◆ **Exercise details**
Would you return the records below character for character, without any images?

[Entries shown]

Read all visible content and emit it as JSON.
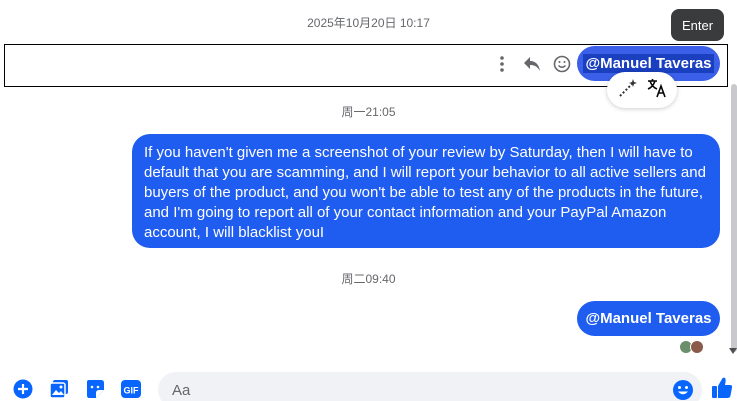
{
  "timestamps": [
    "2025年10月20日 10:17",
    "周一21:05",
    "周二09:40"
  ],
  "tooltip": "Enter",
  "messages": {
    "mention_top": "@Manuel Taveras",
    "long_text": "If you haven't given me a screenshot of your review by Saturday, then I will have to default that you are scamming, and I will report your behavior to all active sellers and buyers of the product, and you won't be able to test any of the products in the future, and I'm going to report all of your contact information and your PayPal Amazon account, I will blacklist youI",
    "mention_bottom": "@Manuel Taveras"
  },
  "composer": {
    "placeholder": "Aa"
  },
  "colors": {
    "bubble": "#1f5cf0",
    "accent": "#0866ff"
  },
  "icons": [
    "more-icon",
    "reply-icon",
    "emoji-reaction-icon",
    "magic-wand-icon",
    "translate-icon",
    "plus-circle-icon",
    "gallery-icon",
    "sticker-icon",
    "gif-icon",
    "emoji-icon",
    "thumbs-up-icon"
  ]
}
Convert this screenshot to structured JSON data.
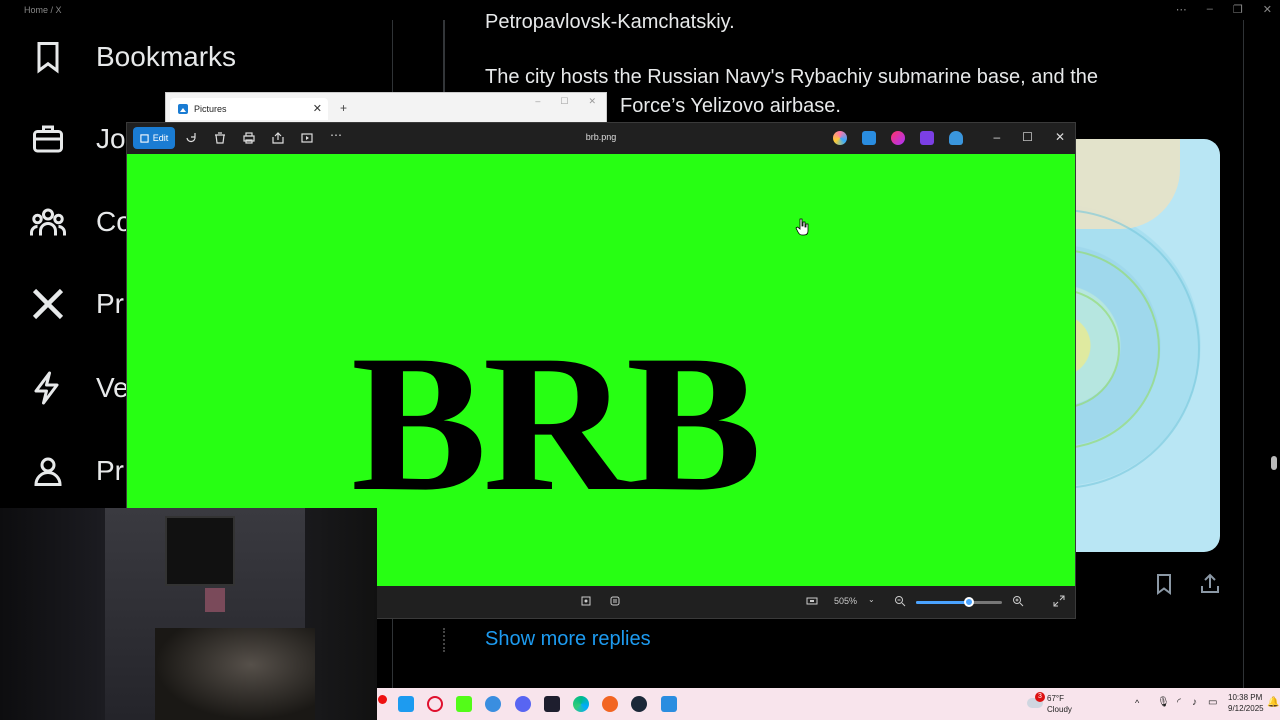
{
  "browser": {
    "breadcrumb": "Home / X",
    "nav": [
      {
        "label": "Bookmarks",
        "icon": "bookmark-icon"
      },
      {
        "label": "Jo",
        "icon": "briefcase-icon"
      },
      {
        "label": "Co",
        "icon": "communities-icon"
      },
      {
        "label": "Pr",
        "icon": "x-logo-icon"
      },
      {
        "label": "Ve",
        "icon": "lightning-icon"
      },
      {
        "label": "Pr",
        "icon": "profile-icon"
      }
    ],
    "tweet_line1": "Petropavlovsk-Kamchatskiy.",
    "tweet_line2": "The city hosts the Russian Navy's Rybachiy submarine base, and the",
    "tweet_line3": "Force’s Yelizovo airbase.",
    "show_more": "Show more replies"
  },
  "pictures_window": {
    "tab_label": "Pictures"
  },
  "viewer": {
    "edit_label": "Edit",
    "title": "brb.png",
    "image_text": "BRB",
    "image_bg": "#27ff13",
    "zoom_label": "505%",
    "zoom_level": 0.62
  },
  "taskbar": {
    "weather_temp": "67°F",
    "weather_desc": "Cloudy",
    "weather_badge": "3",
    "time": "10:38 PM",
    "date": "9/12/2025"
  },
  "colors": {
    "accent": "#1d9bf0",
    "edit_button": "#1a7cd3",
    "taskbar": "#f8e4ec"
  }
}
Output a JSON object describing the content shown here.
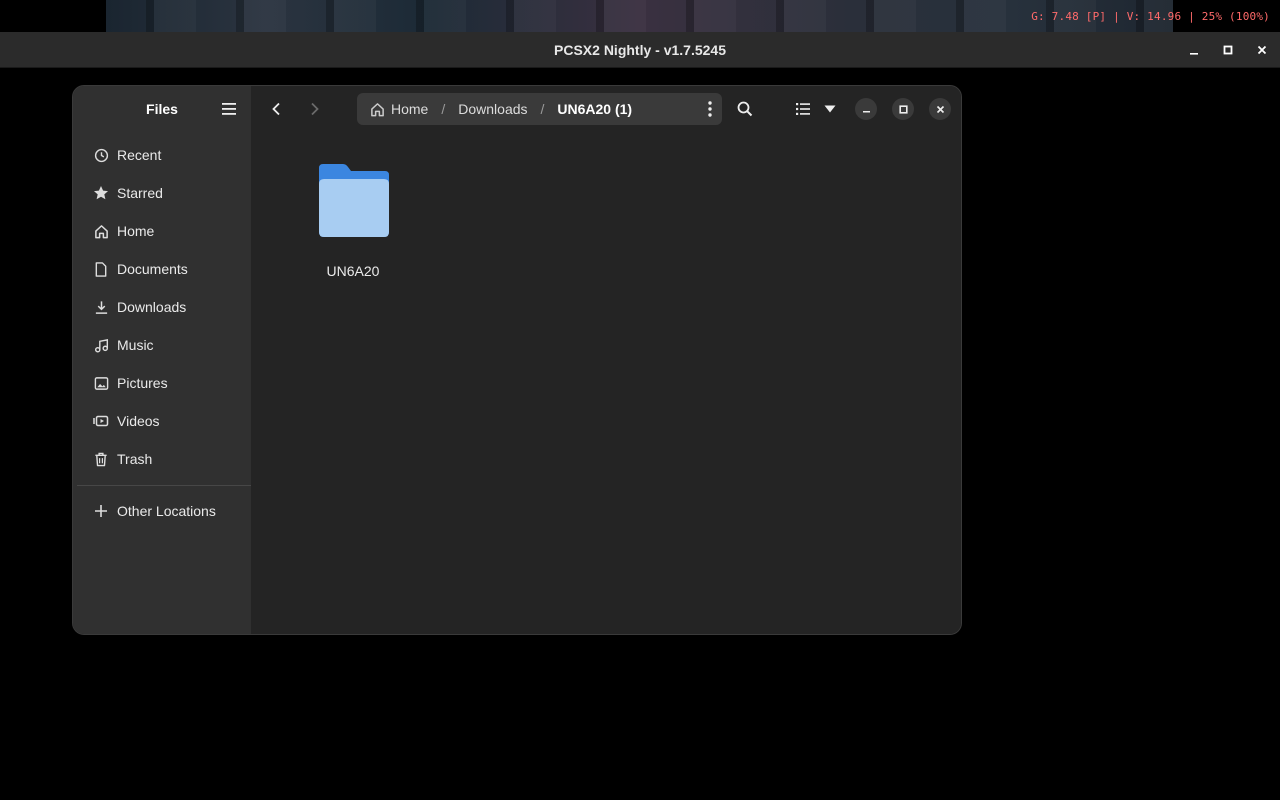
{
  "osd": {
    "text": "G: 7.48 [P] | V: 14.96 | 25% (100%)"
  },
  "pcsx2": {
    "title": "PCSX2 Nightly - v1.7.5245",
    "controls": {
      "minimize": "minimize-icon",
      "maximize": "maximize-icon",
      "close": "close-icon"
    }
  },
  "files": {
    "sidebar": {
      "title": "Files",
      "menu_icon": "hamburger-menu-icon",
      "places": [
        {
          "label": "Recent",
          "icon": "clock-icon"
        },
        {
          "label": "Starred",
          "icon": "star-icon"
        },
        {
          "label": "Home",
          "icon": "home-icon"
        },
        {
          "label": "Documents",
          "icon": "document-icon"
        },
        {
          "label": "Downloads",
          "icon": "download-icon"
        },
        {
          "label": "Music",
          "icon": "music-icon"
        },
        {
          "label": "Pictures",
          "icon": "picture-icon"
        },
        {
          "label": "Videos",
          "icon": "video-icon"
        },
        {
          "label": "Trash",
          "icon": "trash-icon"
        }
      ],
      "other": {
        "label": "Other Locations",
        "icon": "plus-icon"
      }
    },
    "toolbar": {
      "breadcrumb": [
        {
          "label": "Home",
          "icon": "home-icon"
        },
        {
          "label": "Downloads"
        },
        {
          "label": "UN6A20 (1)"
        }
      ]
    },
    "items": [
      {
        "name": "UN6A20",
        "type": "folder",
        "color": "#5e9fe8"
      }
    ]
  },
  "colors": {
    "osd": "#ff6a6a",
    "folder_front": "#a8cdf2",
    "folder_back": "#3b86e0",
    "sidebar_bg": "#303030",
    "content_bg": "#242424"
  }
}
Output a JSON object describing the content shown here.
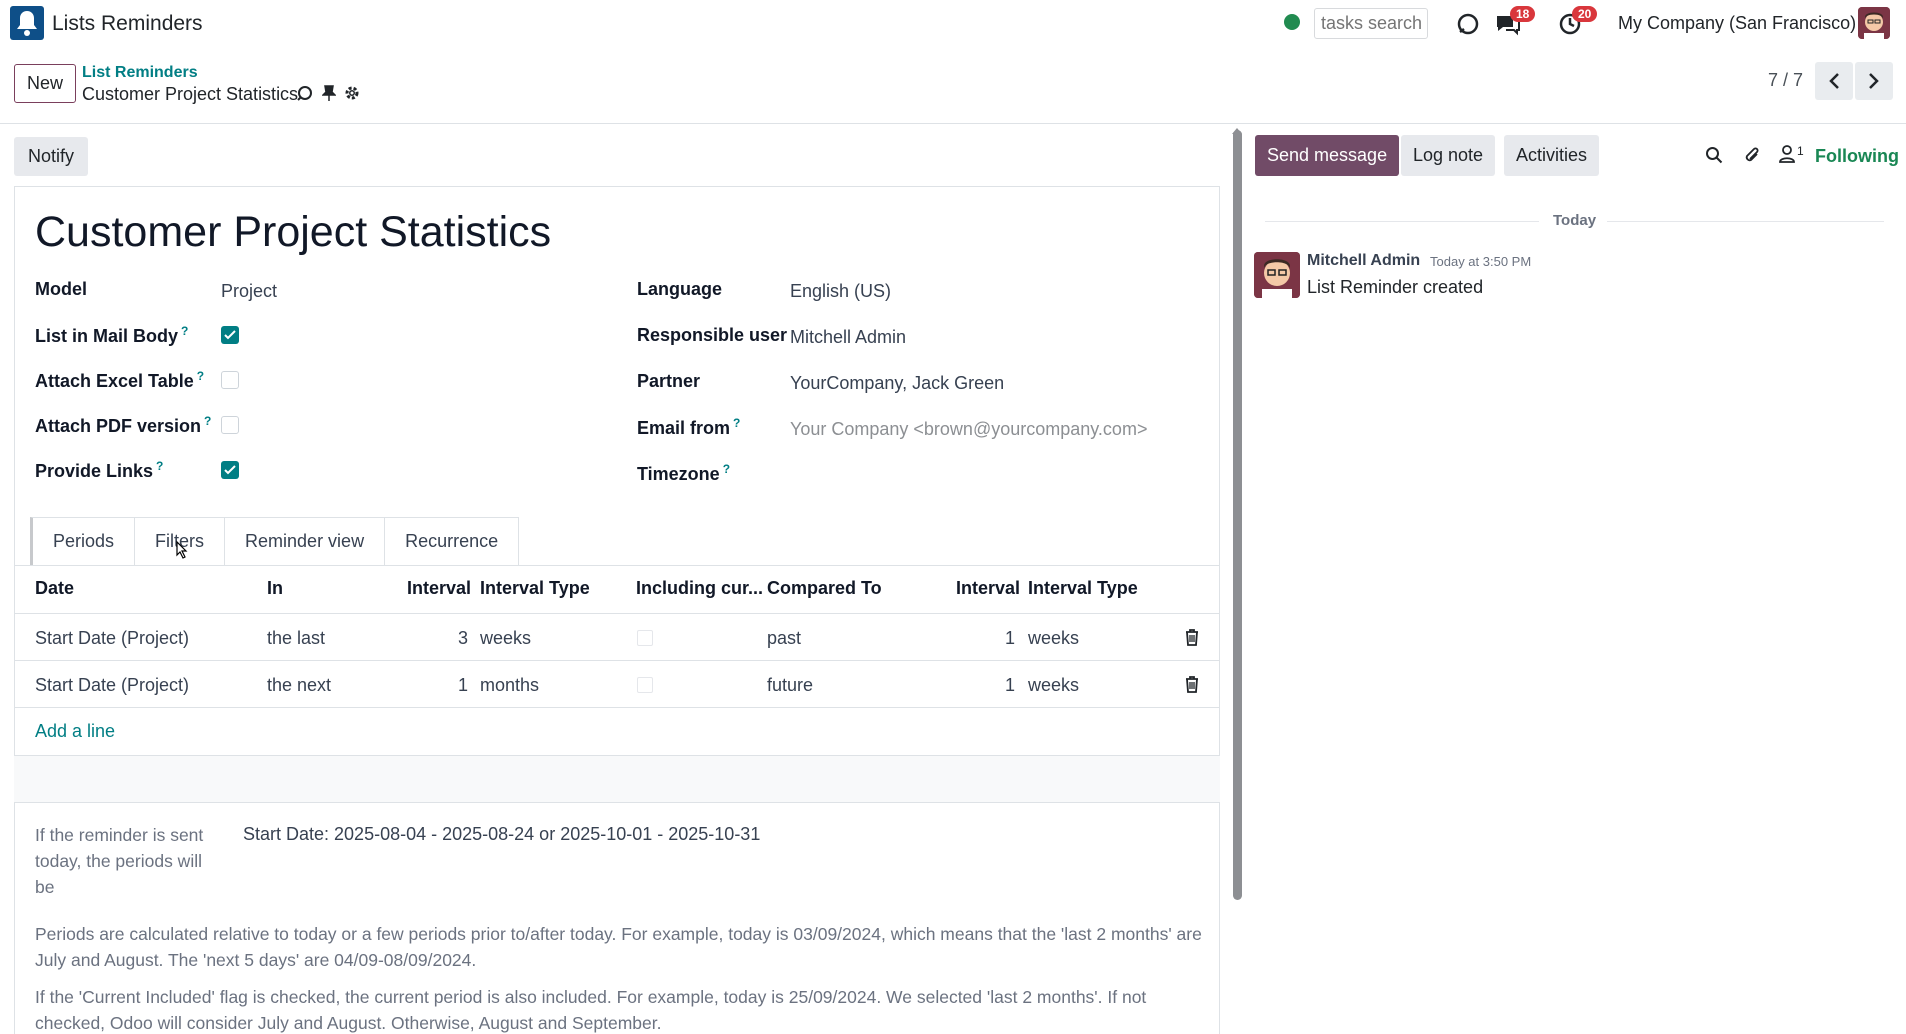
{
  "navbar": {
    "app_title": "Lists Reminders",
    "search_placeholder": "tasks search",
    "messages_badge": "18",
    "activities_badge": "20",
    "company": "My Company (San Francisco)"
  },
  "control_panel": {
    "new_label": "New",
    "breadcrumb_parent": "List Reminders",
    "breadcrumb_current": "Customer Project Statistics",
    "pager": "7 / 7"
  },
  "form": {
    "notify_label": "Notify",
    "title": "Customer Project Statistics",
    "left_fields": [
      {
        "label": "Model",
        "value": "Project",
        "help": ""
      },
      {
        "label": "List in Mail Body",
        "help": "?",
        "checked": true
      },
      {
        "label": "Attach Excel Table",
        "help": "?",
        "checked": false
      },
      {
        "label": "Attach PDF version",
        "help": "?",
        "checked": false
      },
      {
        "label": "Provide Links",
        "help": "?",
        "checked": true
      }
    ],
    "right_fields": [
      {
        "label": "Language",
        "value": "English (US)",
        "help": ""
      },
      {
        "label": "Responsible user",
        "value": "Mitchell Admin",
        "help": ""
      },
      {
        "label": "Partner",
        "value": "YourCompany, Jack Green",
        "help": ""
      },
      {
        "label": "Email from",
        "value": "Your Company <brown@yourcompany.com>",
        "help": "?"
      },
      {
        "label": "Timezone",
        "value": "",
        "help": "?"
      }
    ],
    "tabs": [
      "Periods",
      "Filters",
      "Reminder view",
      "Recurrence"
    ],
    "active_tab": "Periods",
    "table": {
      "headers": [
        "Date",
        "In",
        "Interval",
        "Interval Type",
        "Including cur...",
        "Compared To",
        "Interval",
        "Interval Type"
      ],
      "rows": [
        {
          "date": "Start Date (Project)",
          "in": "the last",
          "interval": "3",
          "interval_type": "weeks",
          "including_current": false,
          "compared_to": "past",
          "interval2": "1",
          "interval_type2": "weeks"
        },
        {
          "date": "Start Date (Project)",
          "in": "the next",
          "interval": "1",
          "interval_type": "months",
          "including_current": false,
          "compared_to": "future",
          "interval2": "1",
          "interval_type2": "weeks"
        }
      ],
      "add_line": "Add a line"
    },
    "preview_label": "If the reminder is sent today, the periods will be",
    "preview_value": "Start Date: 2025-08-04 - 2025-08-24 or 2025-10-01 - 2025-10-31",
    "note1": "Periods are calculated relative to today or a few periods prior to/after today. For example, today is 03/09/2024, which means that the 'last 2 months' are July and August. The 'next 5 days' are 04/09-08/09/2024.",
    "note2": "If the 'Current Included' flag is checked, the current period is also included. For example, today is 25/09/2024. We selected 'last 2 months'. If not checked, Odoo will consider July and August. Otherwise, August and September."
  },
  "chatter": {
    "send_message": "Send message",
    "log_note": "Log note",
    "activities": "Activities",
    "followers_count": "1",
    "following": "Following",
    "date_separator": "Today",
    "message": {
      "author": "Mitchell Admin",
      "time": "Today at 3:50 PM",
      "body": "List Reminder created"
    }
  },
  "colors": {
    "brand": "#714B67",
    "accent": "#017e84",
    "following": "#198754",
    "badge": "#d9373c",
    "status": "#218b50"
  }
}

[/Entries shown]

◆ **Exercise solution**
Read all visible content and emit it as JSON.
{
  "timestamps": [
    "2025年10月20日 10:17",
    "周一21:05",
    "周二09:40"
  ],
  "tooltip": "Enter",
  "messages": {
    "mention_top": "@Manuel Taveras",
    "long_text": "If you haven't given me a screenshot of your review by Saturday, then I will have to default that you are scamming, and I will report your behavior to all active sellers and buyers of the product, and you won't be able to test any of the products in the future, and I'm going to report all of your contact information and your PayPal Amazon account, I will blacklist youI",
    "mention_bottom": "@Manuel Taveras"
  },
  "composer": {
    "placeholder": "Aa"
  },
  "colors": {
    "bubble": "#1f5cf0",
    "accent": "#0866ff"
  },
  "icons": [
    "more-icon",
    "reply-icon",
    "emoji-reaction-icon",
    "magic-wand-icon",
    "translate-icon",
    "plus-circle-icon",
    "gallery-icon",
    "sticker-icon",
    "gif-icon",
    "emoji-icon",
    "thumbs-up-icon"
  ]
}
Convert this screenshot to structured JSON data.
{
  "browser": {
    "breadcrumb": "Home / X",
    "nav": [
      {
        "label": "Bookmarks",
        "icon": "bookmark-icon"
      },
      {
        "label": "Jo",
        "icon": "briefcase-icon"
      },
      {
        "label": "Co",
        "icon": "communities-icon"
      },
      {
        "label": "Pr",
        "icon": "x-logo-icon"
      },
      {
        "label": "Ve",
        "icon": "lightning-icon"
      },
      {
        "label": "Pr",
        "icon": "profile-icon"
      }
    ],
    "tweet_line1": "Petropavlovsk-Kamchatskiy.",
    "tweet_line2": "The city hosts the Russian Navy's Rybachiy submarine base, and the",
    "tweet_line3": "Force’s Yelizovo airbase.",
    "show_more": "Show more replies"
  },
  "pictures_window": {
    "tab_label": "Pictures"
  },
  "viewer": {
    "edit_label": "Edit",
    "title": "brb.png",
    "image_text": "BRB",
    "image_bg": "#27ff13",
    "zoom_label": "505%",
    "zoom_level": 0.62
  },
  "taskbar": {
    "weather_temp": "67°F",
    "weather_desc": "Cloudy",
    "weather_badge": "3",
    "time": "10:38 PM",
    "date": "9/12/2025"
  },
  "colors": {
    "accent": "#1d9bf0",
    "edit_button": "#1a7cd3",
    "taskbar": "#f8e4ec"
  }
}
Output a JSON object describing the content shown here.
{
  "osd": {
    "text": "G: 7.48 [P] | V: 14.96 | 25% (100%)"
  },
  "pcsx2": {
    "title": "PCSX2 Nightly - v1.7.5245",
    "controls": {
      "minimize": "minimize-icon",
      "maximize": "maximize-icon",
      "close": "close-icon"
    }
  },
  "files": {
    "sidebar": {
      "title": "Files",
      "menu_icon": "hamburger-menu-icon",
      "places": [
        {
          "label": "Recent",
          "icon": "clock-icon"
        },
        {
          "label": "Starred",
          "icon": "star-icon"
        },
        {
          "label": "Home",
          "icon": "home-icon"
        },
        {
          "label": "Documents",
          "icon": "document-icon"
        },
        {
          "label": "Downloads",
          "icon": "download-icon"
        },
        {
          "label": "Music",
          "icon": "music-icon"
        },
        {
          "label": "Pictures",
          "icon": "picture-icon"
        },
        {
          "label": "Videos",
          "icon": "video-icon"
        },
        {
          "label": "Trash",
          "icon": "trash-icon"
        }
      ],
      "other": {
        "label": "Other Locations",
        "icon": "plus-icon"
      }
    },
    "toolbar": {
      "breadcrumb": [
        {
          "label": "Home",
          "icon": "home-icon"
        },
        {
          "label": "Downloads"
        },
        {
          "label": "UN6A20 (1)"
        }
      ]
    },
    "items": [
      {
        "name": "UN6A20",
        "type": "folder",
        "color": "#5e9fe8"
      }
    ]
  },
  "colors": {
    "osd": "#ff6a6a",
    "folder_front": "#a8cdf2",
    "folder_back": "#3b86e0",
    "sidebar_bg": "#303030",
    "content_bg": "#242424"
  }
}
Output a JSON object describing the content shown here.
{
  "navbar": {
    "app_title": "Lists Reminders",
    "search_placeholder": "tasks search",
    "messages_badge": "18",
    "activities_badge": "20",
    "company": "My Company (San Francisco)"
  },
  "control_panel": {
    "new_label": "New",
    "breadcrumb_parent": "List Reminders",
    "breadcrumb_current": "Customer Project Statistics",
    "pager": "7 / 7"
  },
  "form": {
    "notify_label": "Notify",
    "title": "Customer Project Statistics",
    "left_fields": [
      {
        "label": "Model",
        "value": "Project",
        "help": ""
      },
      {
        "label": "List in Mail Body",
        "help": "?",
        "checked": true
      },
      {
        "label": "Attach Excel Table",
        "help": "?",
        "checked": false
      },
      {
        "label": "Attach PDF version",
        "help": "?",
        "checked": false
      },
      {
        "label": "Provide Links",
        "help": "?",
        "checked": true
      }
    ],
    "right_fields": [
      {
        "label": "Language",
        "value": "English (US)",
        "help": ""
      },
      {
        "label": "Responsible user",
        "value": "Mitchell Admin",
        "help": ""
      },
      {
        "label": "Partner",
        "value": "YourCompany, Jack Green",
        "help": ""
      },
      {
        "label": "Email from",
        "value": "Your Company <brown@yourcompany.com>",
        "help": "?"
      },
      {
        "label": "Timezone",
        "value": "",
        "help": "?"
      }
    ],
    "tabs": [
      "Periods",
      "Filters",
      "Reminder view",
      "Recurrence"
    ],
    "active_tab": "Periods",
    "table": {
      "headers": [
        "Date",
        "In",
        "Interval",
        "Interval Type",
        "Including cur...",
        "Compared To",
        "Interval",
        "Interval Type"
      ],
      "rows": [
        {
          "date": "Start Date (Project)",
          "in": "the last",
          "interval": "3",
          "interval_type": "weeks",
          "including_current": false,
          "compared_to": "past",
          "interval2": "1",
          "interval_type2": "weeks"
        },
        {
          "date": "Start Date (Project)",
          "in": "the next",
          "interval": "1",
          "interval_type": "months",
          "including_current": false,
          "compared_to": "future",
          "interval2": "1",
          "interval_type2": "weeks"
        }
      ],
      "add_line": "Add a line"
    },
    "preview_label": "If the reminder is sent today, the periods will be",
    "preview_value": "Start Date: 2025-08-04 - 2025-08-24 or 2025-10-01 - 2025-10-31",
    "note1": "Periods are calculated relative to today or a few periods prior to/after today. For example, today is 03/09/2024, which means that the 'last 2 months' are July and August. The 'next 5 days' are 04/09-08/09/2024.",
    "note2": "If the 'Current Included' flag is checked, the current period is also included. For example, today is 25/09/2024. We selected 'last 2 months'. If not checked, Odoo will consider July and August. Otherwise, August and September."
  },
  "chatter": {
    "send_message": "Send message",
    "log_note": "Log note",
    "activities": "Activities",
    "followers_count": "1",
    "following": "Following",
    "date_separator": "Today",
    "message": {
      "author": "Mitchell Admin",
      "time": "Today at 3:50 PM",
      "body": "List Reminder created"
    }
  },
  "colors": {
    "brand": "#714B67",
    "accent": "#017e84",
    "following": "#198754",
    "badge": "#d9373c",
    "status": "#218b50"
  }
}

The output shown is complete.